A brutal conflict has come to an end, with the ruling class victorious and the military in firm control. In a country village women await news of the dozens of men taken captive by the army, supposedly for being involved in the rebellion or for holding dissident views. But the only sign of the lost is a corpse that floats down the river one day. Decomposing and disfigured by torture, the faceless man is claimed by Sofia Fuentes, a grandmother who has lost a father, husband and two sons to the violence. A soldier in charge of keeping the peace in the area fears that if she is allowed to claim the body, uncomfortable questions will be raised about the man’s death. He burns it in secret. When the river gives up another body, it is claimed by all the widows of the town as a protest against the army’s refusal to answer questions about the whereabouts of their men.

The premiere at Cambridge Arts Theatre was directed by Ian Brown and designed by Mark Leese with a cast including Edith Maccarthur as Sofia Fuentes.

Picture of Ariel Dorfman

© Sergio Parra

Ariel Dorfman is considered one of the twentieth century’s most important literary voices, especially as a forceful example of cross-cultural writing. Dorfman, of Argentine-Chilean origin, details his life of exile and bicultural living in his acclaimed memoir Heading South, Looking North.

Besides his work as a poet, novelist and essayist, Dorfman has built up an impressive body of work. His books have been translated into more than forty languages and his plays performed in over 100 countries. His plays include Death and the Maiden (Royal Court, 1991), which won the Laurence Olivier Award for Best Play, and was made into a film by Roman Polanski; Reader, which opened at the Traverse Theatre as part of the Edinburgh Festival in 1995; Widows (co-written with Tony Kushner, Traverse Theatre Company, 1997) and Purgatorio (Seattle Repertory Theatre, 2005 and Arcola Theatre, 2008). He has written non-fiction as well, including The Empire’s Old Clothes (1996), Exorcising Terror (2004) and Other Septembers, Many Americas (2005). He has won numerous international awards, including two from the Kennedy Center. In 1996, with his son Rodrigo, he received an award for best television drama in Britain for Prisoners in Time. His poems Last Waltz in Santiago have been turned into a fiction film, Deadline, featuring the voices of Emma Thompson, Bono, Harold Pinter and others.
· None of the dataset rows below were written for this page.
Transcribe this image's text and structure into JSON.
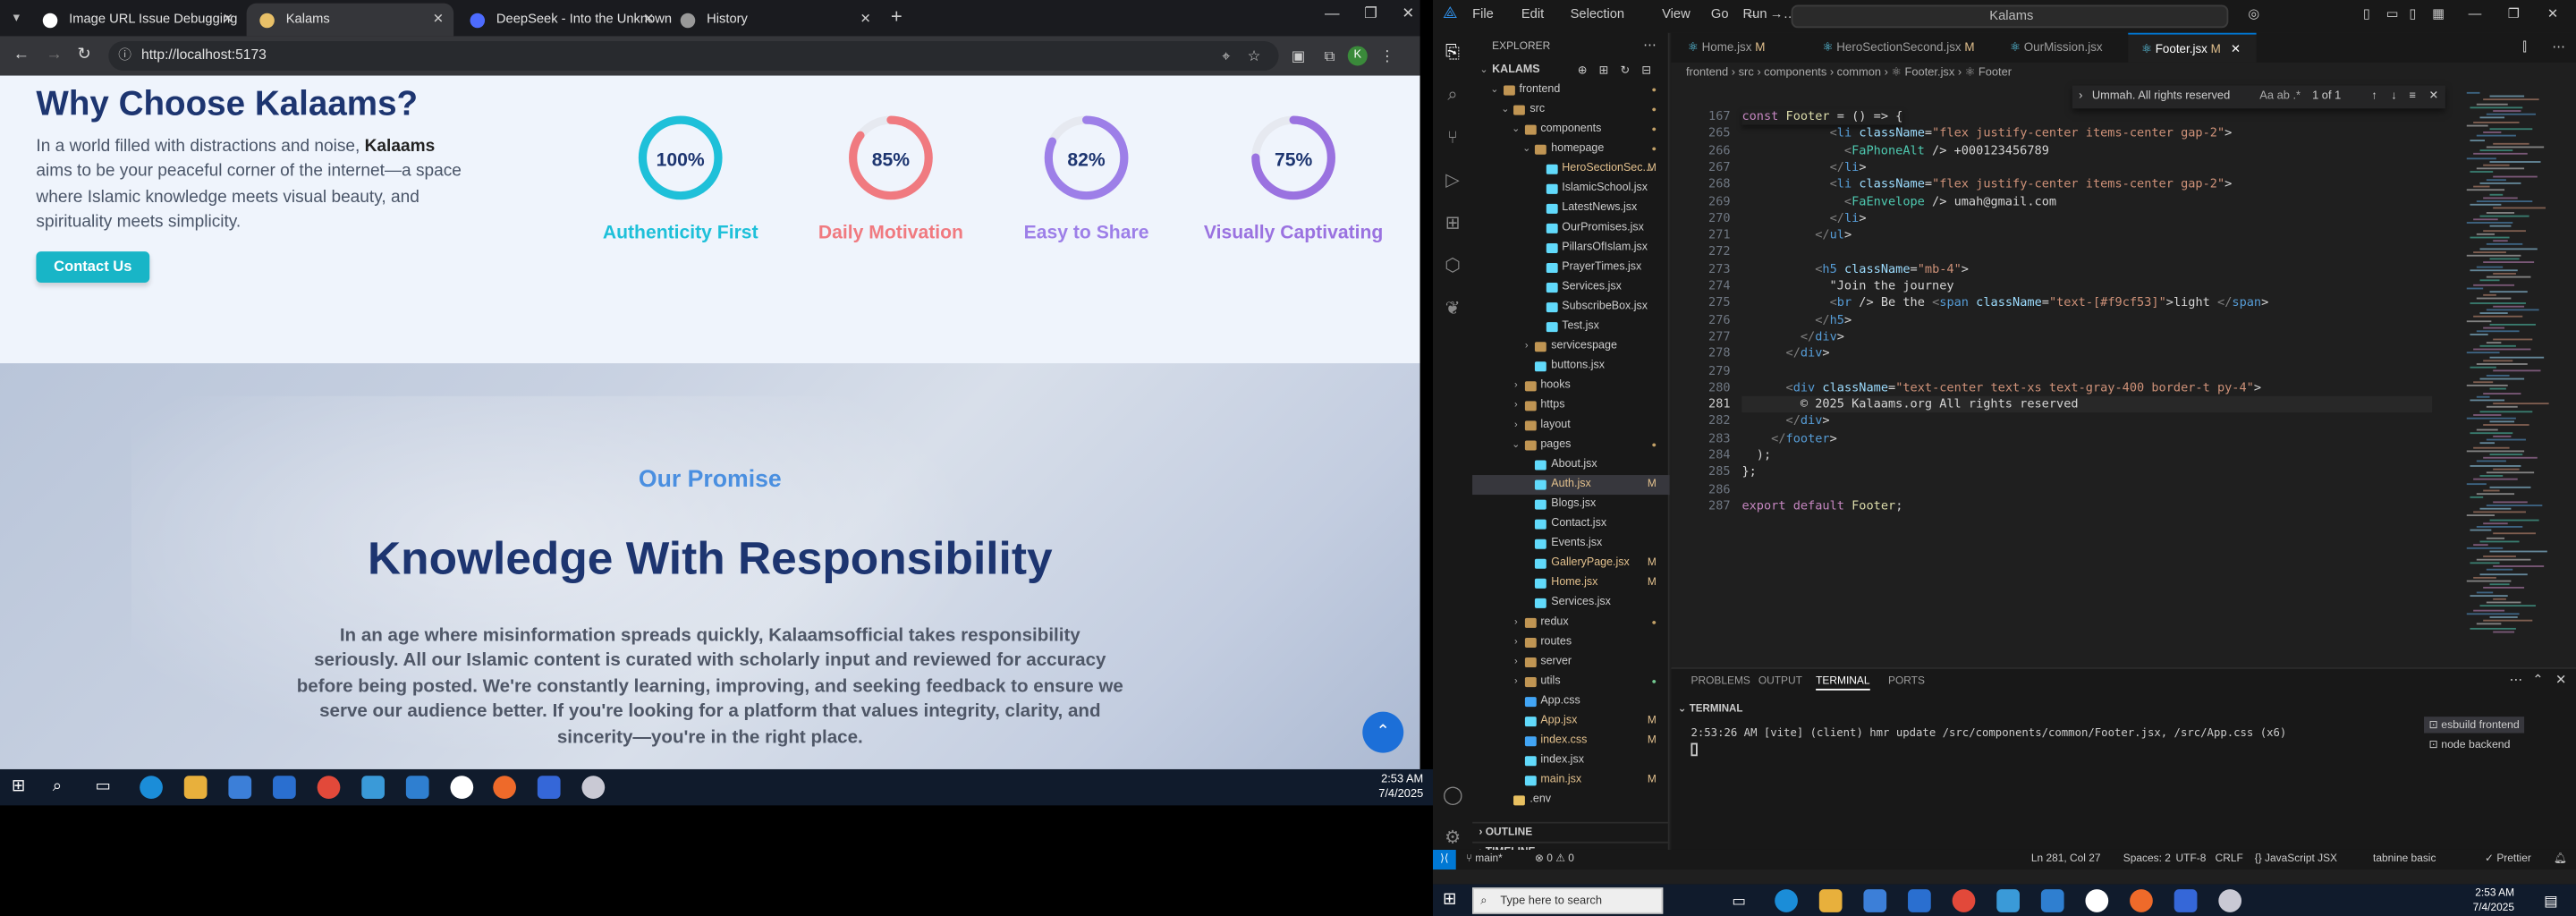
{
  "browser": {
    "tabs": [
      {
        "title": "Image URL Issue Debugging",
        "color": "#ffffff",
        "active": false
      },
      {
        "title": "Kalams",
        "color": "#e8c068",
        "active": true
      },
      {
        "title": "DeepSeek - Into the Unknown",
        "color": "#4d6bfe",
        "active": false
      },
      {
        "title": "History",
        "color": "#999999",
        "active": false
      }
    ],
    "url": "http://localhost:5173"
  },
  "why": {
    "title": "Why Choose Kalaams?",
    "text_pre": "In a world filled with distractions and noise, ",
    "text_bold": "Kalaams",
    "text_post": " aims to be your peaceful corner of the internet—a space where Islamic knowledge meets visual beauty, and spirituality meets simplicity.",
    "button": "Contact Us"
  },
  "stats": [
    {
      "value": 100,
      "pct": "100%",
      "label": "Authenticity First",
      "color": "#1ec0d9"
    },
    {
      "value": 85,
      "pct": "85%",
      "label": "Daily Motivation",
      "color": "#f07a80"
    },
    {
      "value": 82,
      "pct": "82%",
      "label": "Easy to Share",
      "color": "#9d7fe8"
    },
    {
      "value": 75,
      "pct": "75%",
      "label": "Visually Captivating",
      "color": "#9a72e0"
    }
  ],
  "promise": {
    "eyebrow": "Our Promise",
    "title": "Knowledge With Responsibility",
    "text": "In an age where misinformation spreads quickly, Kalaamsofficial takes responsibility seriously. All our Islamic content is curated with scholarly input and reviewed for accuracy before being posted. We're constantly learning, improving, and seeking feedback to ensure we serve our audience better. If you're looking for a platform that values integrity, clarity, and sincerity—you're in the right place."
  },
  "taskbar_left": {
    "time": "2:53 AM",
    "date": "7/4/2025"
  },
  "vscode": {
    "menu": [
      "File",
      "Edit",
      "Selection",
      "View",
      "Go",
      "Run",
      "…"
    ],
    "command_center": "Kalams",
    "explorer_title": "EXPLORER",
    "tree": [
      {
        "name": "KALAMS",
        "depth": 0,
        "kind": "root",
        "arrow": "⌄",
        "status": ""
      },
      {
        "name": "frontend",
        "depth": 1,
        "kind": "folder",
        "arrow": "⌄",
        "status": "dot"
      },
      {
        "name": "src",
        "depth": 2,
        "kind": "folder",
        "arrow": "⌄",
        "status": "dot"
      },
      {
        "name": "components",
        "depth": 3,
        "kind": "folder",
        "arrow": "⌄",
        "status": "dot"
      },
      {
        "name": "homepage",
        "depth": 4,
        "kind": "folder",
        "arrow": "⌄",
        "status": "dot"
      },
      {
        "name": "HeroSectionSec...",
        "depth": 5,
        "kind": "jsx",
        "arrow": "",
        "status": "M"
      },
      {
        "name": "IslamicSchool.jsx",
        "depth": 5,
        "kind": "jsx",
        "arrow": "",
        "status": ""
      },
      {
        "name": "LatestNews.jsx",
        "depth": 5,
        "kind": "jsx",
        "arrow": "",
        "status": ""
      },
      {
        "name": "OurPromises.jsx",
        "depth": 5,
        "kind": "jsx",
        "arrow": "",
        "status": ""
      },
      {
        "name": "PillarsOfIslam.jsx",
        "depth": 5,
        "kind": "jsx",
        "arrow": "",
        "status": ""
      },
      {
        "name": "PrayerTimes.jsx",
        "depth": 5,
        "kind": "jsx",
        "arrow": "",
        "status": ""
      },
      {
        "name": "Services.jsx",
        "depth": 5,
        "kind": "jsx",
        "arrow": "",
        "status": ""
      },
      {
        "name": "SubscribeBox.jsx",
        "depth": 5,
        "kind": "jsx",
        "arrow": "",
        "status": ""
      },
      {
        "name": "Test.jsx",
        "depth": 5,
        "kind": "jsx",
        "arrow": "",
        "status": ""
      },
      {
        "name": "servicespage",
        "depth": 4,
        "kind": "folder",
        "arrow": "›",
        "status": ""
      },
      {
        "name": "buttons.jsx",
        "depth": 4,
        "kind": "jsx",
        "arrow": "",
        "status": ""
      },
      {
        "name": "hooks",
        "depth": 3,
        "kind": "folder",
        "arrow": "›",
        "status": ""
      },
      {
        "name": "https",
        "depth": 3,
        "kind": "folder",
        "arrow": "›",
        "status": ""
      },
      {
        "name": "layout",
        "depth": 3,
        "kind": "folder",
        "arrow": "›",
        "status": ""
      },
      {
        "name": "pages",
        "depth": 3,
        "kind": "folder",
        "arrow": "⌄",
        "status": "dot"
      },
      {
        "name": "About.jsx",
        "depth": 4,
        "kind": "jsx",
        "arrow": "",
        "status": ""
      },
      {
        "name": "Auth.jsx",
        "depth": 4,
        "kind": "jsx",
        "arrow": "",
        "status": "M",
        "selected": true
      },
      {
        "name": "Blogs.jsx",
        "depth": 4,
        "kind": "jsx",
        "arrow": "",
        "status": ""
      },
      {
        "name": "Contact.jsx",
        "depth": 4,
        "kind": "jsx",
        "arrow": "",
        "status": ""
      },
      {
        "name": "Events.jsx",
        "depth": 4,
        "kind": "jsx",
        "arrow": "",
        "status": ""
      },
      {
        "name": "GalleryPage.jsx",
        "depth": 4,
        "kind": "jsx",
        "arrow": "",
        "status": "M"
      },
      {
        "name": "Home.jsx",
        "depth": 4,
        "kind": "jsx",
        "arrow": "",
        "status": "M"
      },
      {
        "name": "Services.jsx",
        "depth": 4,
        "kind": "jsx",
        "arrow": "",
        "status": ""
      },
      {
        "name": "redux",
        "depth": 3,
        "kind": "folder",
        "arrow": "›",
        "status": "dot"
      },
      {
        "name": "routes",
        "depth": 3,
        "kind": "folder",
        "arrow": "›",
        "status": ""
      },
      {
        "name": "server",
        "depth": 3,
        "kind": "folder",
        "arrow": "›",
        "status": ""
      },
      {
        "name": "utils",
        "depth": 3,
        "kind": "folder",
        "arrow": "›",
        "status": "dotg"
      },
      {
        "name": "App.css",
        "depth": 3,
        "kind": "css",
        "arrow": "",
        "status": ""
      },
      {
        "name": "App.jsx",
        "depth": 3,
        "kind": "jsx",
        "arrow": "",
        "status": "M"
      },
      {
        "name": "index.css",
        "depth": 3,
        "kind": "css",
        "arrow": "",
        "status": "M"
      },
      {
        "name": "index.jsx",
        "depth": 3,
        "kind": "jsx",
        "arrow": "",
        "status": ""
      },
      {
        "name": "main.jsx",
        "depth": 3,
        "kind": "jsx",
        "arrow": "",
        "status": "M"
      },
      {
        "name": ".env",
        "depth": 2,
        "kind": "env",
        "arrow": "",
        "status": ""
      }
    ],
    "sections": [
      "OUTLINE",
      "TIMELINE"
    ],
    "editor_tabs": [
      {
        "name": "Home.jsx",
        "mod": "M",
        "active": false
      },
      {
        "name": "HeroSectionSecond.jsx",
        "mod": "M",
        "active": false
      },
      {
        "name": "OurMission.jsx",
        "mod": "",
        "active": false
      },
      {
        "name": "Footer.jsx",
        "mod": "M",
        "active": true
      }
    ],
    "breadcrumb": "frontend › src › components › common › ⚛ Footer.jsx › ⚛ Footer",
    "find": {
      "query": "Ummah. All rights reserved",
      "opts": "Aa ab .*",
      "count": "1 of 1"
    },
    "code": [
      {
        "n": "167",
        "t": "const Footer = () => {"
      },
      {
        "n": "265",
        "t": "            <li className=\"flex justify-center items-center gap-2\">"
      },
      {
        "n": "266",
        "t": "              <FaPhoneAlt /> +000123456789"
      },
      {
        "n": "267",
        "t": "            </li>"
      },
      {
        "n": "268",
        "t": "            <li className=\"flex justify-center items-center gap-2\">"
      },
      {
        "n": "269",
        "t": "              <FaEnvelope /> umah@gmail.com"
      },
      {
        "n": "270",
        "t": "            </li>"
      },
      {
        "n": "271",
        "t": "          </ul>"
      },
      {
        "n": "272",
        "t": ""
      },
      {
        "n": "273",
        "t": "          <h5 className=\"mb-4\">"
      },
      {
        "n": "274",
        "t": "            \"Join the journey"
      },
      {
        "n": "275",
        "t": "            <br /> Be the <span className=\"text-[#f9cf53]\">light </span>"
      },
      {
        "n": "276",
        "t": "          </h5>"
      },
      {
        "n": "277",
        "t": "        </div>"
      },
      {
        "n": "278",
        "t": "      </div>"
      },
      {
        "n": "279",
        "t": ""
      },
      {
        "n": "280",
        "t": "      <div className=\"text-center text-xs text-gray-400 border-t py-4\">"
      },
      {
        "n": "281",
        "t": "        © 2025 Kalaams.org All rights reserved"
      },
      {
        "n": "282",
        "t": "      </div>"
      },
      {
        "n": "283",
        "t": "    </footer>"
      },
      {
        "n": "284",
        "t": "  );"
      },
      {
        "n": "285",
        "t": "};"
      },
      {
        "n": "286",
        "t": ""
      },
      {
        "n": "287",
        "t": "export default Footer;"
      }
    ],
    "panel_tabs": [
      "PROBLEMS",
      "OUTPUT",
      "TERMINAL",
      "PORTS"
    ],
    "terminal_title": "TERMINAL",
    "terminal_line": "2:53:26 AM [vite] (client) hmr update /src/components/common/Footer.jsx, /src/App.css (x6)",
    "terminals": [
      "esbuild frontend",
      "node backend"
    ],
    "status": {
      "branch": "main*",
      "errors": "⊗ 0 ⚠ 0",
      "cursor": "Ln 281, Col 27",
      "spaces": "Spaces: 2",
      "enc": "UTF-8",
      "eol": "CRLF",
      "lang": "{} JavaScript JSX",
      "tabnine": "tabnine basic",
      "prettier": "✓ Prettier"
    },
    "taskbar": {
      "search": "Type here to search",
      "time": "2:53 AM",
      "date": "7/4/2025"
    }
  }
}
Dorfman’s human rights play, Speak Truth to Power: Voices from Beyond the Dark (based on interviews with human-rights defenders by Kerry Kennedy), premiered at the Kennedy Center in Washington in 2000 starring Kevin Kline, Sigourney Weaver, Alec Baldwin and John Malkovich, among others. It has gone on to many performances around the world, including a production in Martin Luther King’s church in Atlanta, with Martin Sheen, Sean Penn, Robin Wright and Woody Harrelson, among others.
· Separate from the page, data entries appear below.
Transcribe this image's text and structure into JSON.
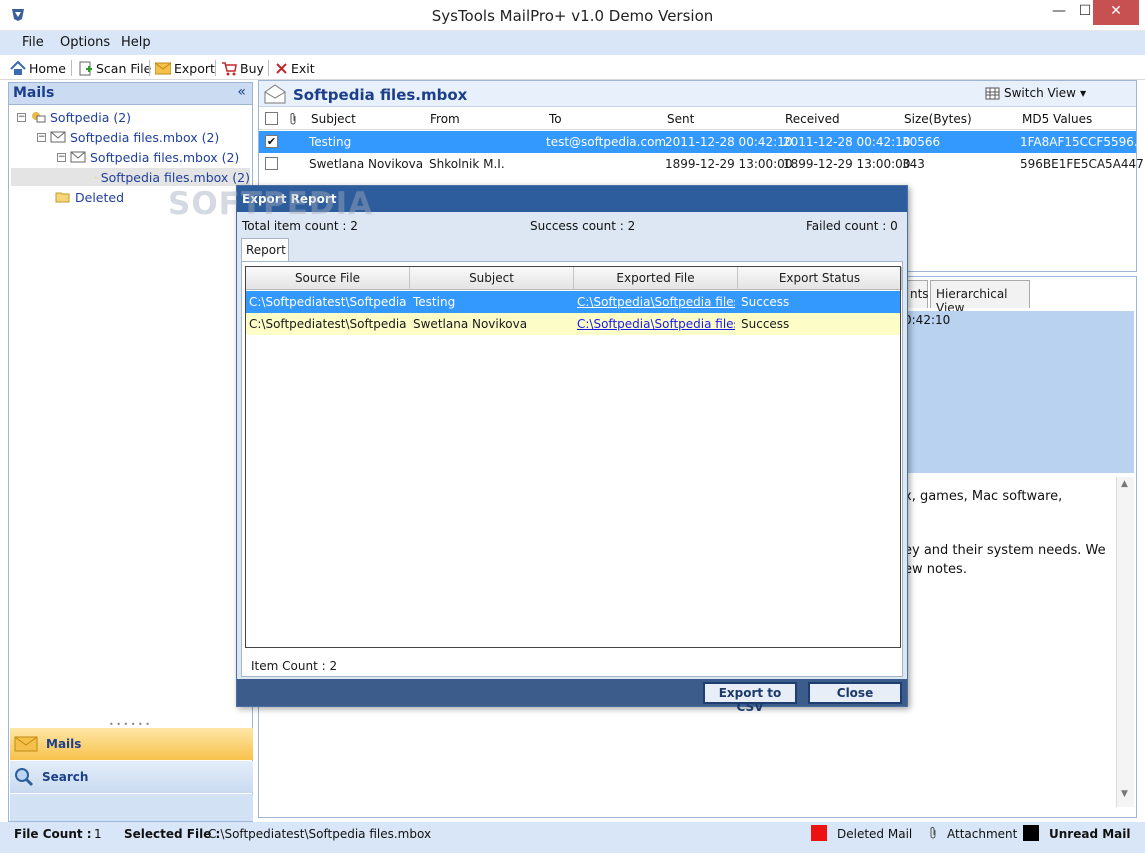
{
  "window": {
    "title": "SysTools MailPro+ v1.0 Demo Version"
  },
  "menu": {
    "file": "File",
    "options": "Options",
    "help": "Help"
  },
  "toolbar": {
    "home": "Home",
    "scan_file": "Scan File",
    "export": "Export",
    "buy": "Buy",
    "exit": "Exit"
  },
  "left": {
    "header": "Mails",
    "collapse": "«",
    "tree": [
      {
        "label": "Softpedia (2)"
      },
      {
        "label": "Softpedia files.mbox (2)"
      },
      {
        "label": "Softpedia files.mbox (2)"
      },
      {
        "label": "Softpedia files.mbox (2)"
      },
      {
        "label": "Deleted"
      }
    ],
    "nav": {
      "mails": "Mails",
      "search": "Search"
    }
  },
  "list": {
    "title": "Softpedia files.mbox",
    "switch_view": "Switch View",
    "columns": {
      "subject": "Subject",
      "from": "From",
      "to": "To",
      "sent": "Sent",
      "received": "Received",
      "size": "Size(Bytes)",
      "md5": "MD5 Values"
    },
    "rows": [
      {
        "checked": "✔",
        "subject": "Testing",
        "from": "",
        "to": "test@softpedia.com",
        "sent": "2011-12-28 00:42:10",
        "received": "2011-12-28 00:42:10",
        "size": "30566",
        "md5": "1FA8AF15CCF5596..."
      },
      {
        "checked": "",
        "subject": "Swetlana Novikova",
        "from": "Shkolnik M.I.",
        "to": "",
        "sent": "1899-12-29 13:00:00",
        "received": "1899-12-29 13:00:00",
        "size": "343",
        "md5": "596BE1FE5CA5A447..."
      }
    ]
  },
  "preview": {
    "tab_partial": "nts",
    "tab_hierarchical": "Hierarchical View",
    "meta_time": "0:42:10",
    "body_lines": [
      "x, games, Mac software,",
      "ey and their system needs. We",
      "ew notes."
    ]
  },
  "status": {
    "file_count_label": "File Count :",
    "file_count": "1",
    "selected_file_label": "Selected File :",
    "selected_file": "C:\\Softpediatest\\Softpedia files.mbox",
    "deleted_mail": "Deleted Mail",
    "attachment": "Attachment",
    "unread_mail": "Unread Mail"
  },
  "dialog": {
    "title": "Export Report",
    "total": "Total item count : 2",
    "success": "Success count :  2",
    "failed": "Failed count :  0",
    "tab": "Report",
    "columns": {
      "source": "Source File",
      "subject": "Subject",
      "exported": "Exported File",
      "status": "Export Status"
    },
    "rows": [
      {
        "source": "C:\\Softpediatest\\Softpedia f...",
        "subject": "Testing",
        "exported": "C:\\Softpedia\\Softpedia files...",
        "status": "Success"
      },
      {
        "source": "C:\\Softpediatest\\Softpedia f...",
        "subject": "Swetlana Novikova",
        "exported": "C:\\Softpedia\\Softpedia files...",
        "status": "Success"
      }
    ],
    "item_count": "Item Count :  2",
    "export_csv": "Export to CSV",
    "close": "Close"
  },
  "watermark": "SOFTPEDIA",
  "colors": {
    "accent": "#2d5d9c",
    "selected_row": "#3399ff",
    "alt_row": "#fdfdc8",
    "menu_bg": "#d8e6f7"
  }
}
Other plays include The Other Side and Picasso’s Closet and other novels include Blake’s Therapy and Americanos: Los Pasos de Murieta. He also wrote a libretto for the musical Dancing Shadows (with Eric Woolfson, lead composer and singer of the Alan Parsons Project), which garnered five Korean Tony Awards after its premiere there in 2007. He is also a regular contributor to major newspapers around the world. He currently holds the Walter Hines Page Chair of Literature and Latin American Studies at Duke University.